Nunns’s approach to out-of-state distribution has since been to take their beer to cities and states with like-minded populations of metalheads, as those beer fans feel a natural affinity to the TRVE brand. They now distribute their sour beer to ten states, primarily on the coasts, with urban populations that embrace the attitude of their brand.

That familiarity with distribution led them to another line of business in 2016, where their desire to bring beer from fellow metalheads Burial Beer Co. in Asheville, North Carolina, to Colorado resulted in the formation of their own micro-distributorship. “The real reason we’re doing distro in the first place was thanks to Burial Beer,” says Nunns. “They were the impetus behind the whole thing. We did collaborations with them and then wanted to put their beer on tap. And I wanted to figure out how I could make that happen and found out that as long as I got my importer’s license and acted as their wholesaler, we could put their beer on tap here. We told Burial, ‘Sell us some beer. You guys are going to come out for GABF, you’re probably going to want to do some events—send us a whole pallet of something, and we can just sell it around town for you.’ So that was the proof of concept—we got the license, got it all ratcheted down, got everything set up, got the beer on trucks out here, shotgunned it across Denver, and it disappeared in a couple of days.

“From that, we started talking to other breweries as we’ve traveled across the country and asked if they would want to do some collaborative events with us while they’re out here [for GABF]. And a lot of them were pretty pumped at that opportunity to work with a brewer instead of working with some faceless distributor—it’s much less of an emotional hurdle for a lot of brewers. There’s an inherent level of trust that we all have in one another, and they’re happy with that.”

TRVE-Inline2-squashed Still, distribution is a small play for fellow brewers and not a major business future for TRVE. They know their limits and are not about to invest in the infrastructure it takes to manage ongoing distribution relationships with breweries that have higher-volume expectations.

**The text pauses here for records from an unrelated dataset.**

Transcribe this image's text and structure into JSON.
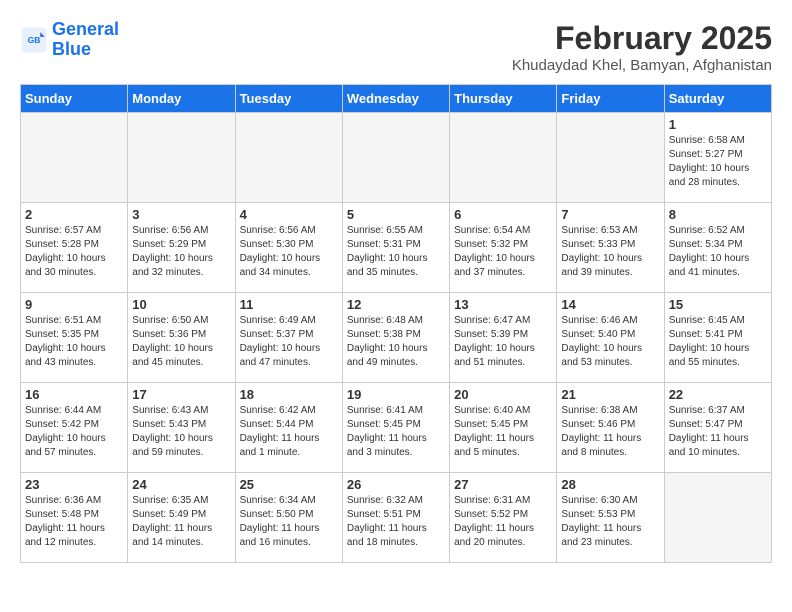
{
  "header": {
    "logo_line1": "General",
    "logo_line2": "Blue",
    "month_year": "February 2025",
    "location": "Khudaydad Khel, Bamyan, Afghanistan"
  },
  "weekdays": [
    "Sunday",
    "Monday",
    "Tuesday",
    "Wednesday",
    "Thursday",
    "Friday",
    "Saturday"
  ],
  "weeks": [
    [
      {
        "day": "",
        "info": ""
      },
      {
        "day": "",
        "info": ""
      },
      {
        "day": "",
        "info": ""
      },
      {
        "day": "",
        "info": ""
      },
      {
        "day": "",
        "info": ""
      },
      {
        "day": "",
        "info": ""
      },
      {
        "day": "1",
        "info": "Sunrise: 6:58 AM\nSunset: 5:27 PM\nDaylight: 10 hours and 28 minutes."
      }
    ],
    [
      {
        "day": "2",
        "info": "Sunrise: 6:57 AM\nSunset: 5:28 PM\nDaylight: 10 hours and 30 minutes."
      },
      {
        "day": "3",
        "info": "Sunrise: 6:56 AM\nSunset: 5:29 PM\nDaylight: 10 hours and 32 minutes."
      },
      {
        "day": "4",
        "info": "Sunrise: 6:56 AM\nSunset: 5:30 PM\nDaylight: 10 hours and 34 minutes."
      },
      {
        "day": "5",
        "info": "Sunrise: 6:55 AM\nSunset: 5:31 PM\nDaylight: 10 hours and 35 minutes."
      },
      {
        "day": "6",
        "info": "Sunrise: 6:54 AM\nSunset: 5:32 PM\nDaylight: 10 hours and 37 minutes."
      },
      {
        "day": "7",
        "info": "Sunrise: 6:53 AM\nSunset: 5:33 PM\nDaylight: 10 hours and 39 minutes."
      },
      {
        "day": "8",
        "info": "Sunrise: 6:52 AM\nSunset: 5:34 PM\nDaylight: 10 hours and 41 minutes."
      }
    ],
    [
      {
        "day": "9",
        "info": "Sunrise: 6:51 AM\nSunset: 5:35 PM\nDaylight: 10 hours and 43 minutes."
      },
      {
        "day": "10",
        "info": "Sunrise: 6:50 AM\nSunset: 5:36 PM\nDaylight: 10 hours and 45 minutes."
      },
      {
        "day": "11",
        "info": "Sunrise: 6:49 AM\nSunset: 5:37 PM\nDaylight: 10 hours and 47 minutes."
      },
      {
        "day": "12",
        "info": "Sunrise: 6:48 AM\nSunset: 5:38 PM\nDaylight: 10 hours and 49 minutes."
      },
      {
        "day": "13",
        "info": "Sunrise: 6:47 AM\nSunset: 5:39 PM\nDaylight: 10 hours and 51 minutes."
      },
      {
        "day": "14",
        "info": "Sunrise: 6:46 AM\nSunset: 5:40 PM\nDaylight: 10 hours and 53 minutes."
      },
      {
        "day": "15",
        "info": "Sunrise: 6:45 AM\nSunset: 5:41 PM\nDaylight: 10 hours and 55 minutes."
      }
    ],
    [
      {
        "day": "16",
        "info": "Sunrise: 6:44 AM\nSunset: 5:42 PM\nDaylight: 10 hours and 57 minutes."
      },
      {
        "day": "17",
        "info": "Sunrise: 6:43 AM\nSunset: 5:43 PM\nDaylight: 10 hours and 59 minutes."
      },
      {
        "day": "18",
        "info": "Sunrise: 6:42 AM\nSunset: 5:44 PM\nDaylight: 11 hours and 1 minute."
      },
      {
        "day": "19",
        "info": "Sunrise: 6:41 AM\nSunset: 5:45 PM\nDaylight: 11 hours and 3 minutes."
      },
      {
        "day": "20",
        "info": "Sunrise: 6:40 AM\nSunset: 5:45 PM\nDaylight: 11 hours and 5 minutes."
      },
      {
        "day": "21",
        "info": "Sunrise: 6:38 AM\nSunset: 5:46 PM\nDaylight: 11 hours and 8 minutes."
      },
      {
        "day": "22",
        "info": "Sunrise: 6:37 AM\nSunset: 5:47 PM\nDaylight: 11 hours and 10 minutes."
      }
    ],
    [
      {
        "day": "23",
        "info": "Sunrise: 6:36 AM\nSunset: 5:48 PM\nDaylight: 11 hours and 12 minutes."
      },
      {
        "day": "24",
        "info": "Sunrise: 6:35 AM\nSunset: 5:49 PM\nDaylight: 11 hours and 14 minutes."
      },
      {
        "day": "25",
        "info": "Sunrise: 6:34 AM\nSunset: 5:50 PM\nDaylight: 11 hours and 16 minutes."
      },
      {
        "day": "26",
        "info": "Sunrise: 6:32 AM\nSunset: 5:51 PM\nDaylight: 11 hours and 18 minutes."
      },
      {
        "day": "27",
        "info": "Sunrise: 6:31 AM\nSunset: 5:52 PM\nDaylight: 11 hours and 20 minutes."
      },
      {
        "day": "28",
        "info": "Sunrise: 6:30 AM\nSunset: 5:53 PM\nDaylight: 11 hours and 23 minutes."
      },
      {
        "day": "",
        "info": ""
      }
    ]
  ]
}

“We talk to people who are sometimes fairly big who are like, ‘Can you do our distro for us?’ And [our answer is,] ‘No. You’re talking about sending a truckload—you should go talk to CSA [Crooked Stave Artisans] or Elite or somebody else here who’s like really big.’ We’ll take a couple of skids off of a brewery here or there. But ten to twenty skids is a different story. We know where our sweet spot is. We know where we want to be, and we’re never disappointed to throw business at some of the other great wholesalers who are here in Colorado.”

While TRVE has been able to build their brand through lifestyle affinity and unique style—a bridge that gave them time to get their brewing legs under them in the early days of the business—they realize that in today’s market, five years after they started, circumstances have changed significantly. Breweries have much more pressure to perform out of the gate, as today’s drinkers are more critical and have more choices than ever before. Today, even making good beer is not enough. Still, Nunns is convinced that his aesthetic approach was not only right but should be the model that more brewers follow.

“In such a mature market, it’s not okay just to make a really good beer. It’s not enough. You have to do something else. You have to have an angle. If you don’t have an angle for your taproom or what your brewery represents or what you’re doing, nobody is going to give an absolute fuck about what you’re doing. It needs to be different; otherwise, you’re going to look just the same as anybody else, and customers are going to go to the place that actually wows them in some way or another whether it be by scaring the pants off them, like we apparently do, or creating some sort of culture that people can latch onto.”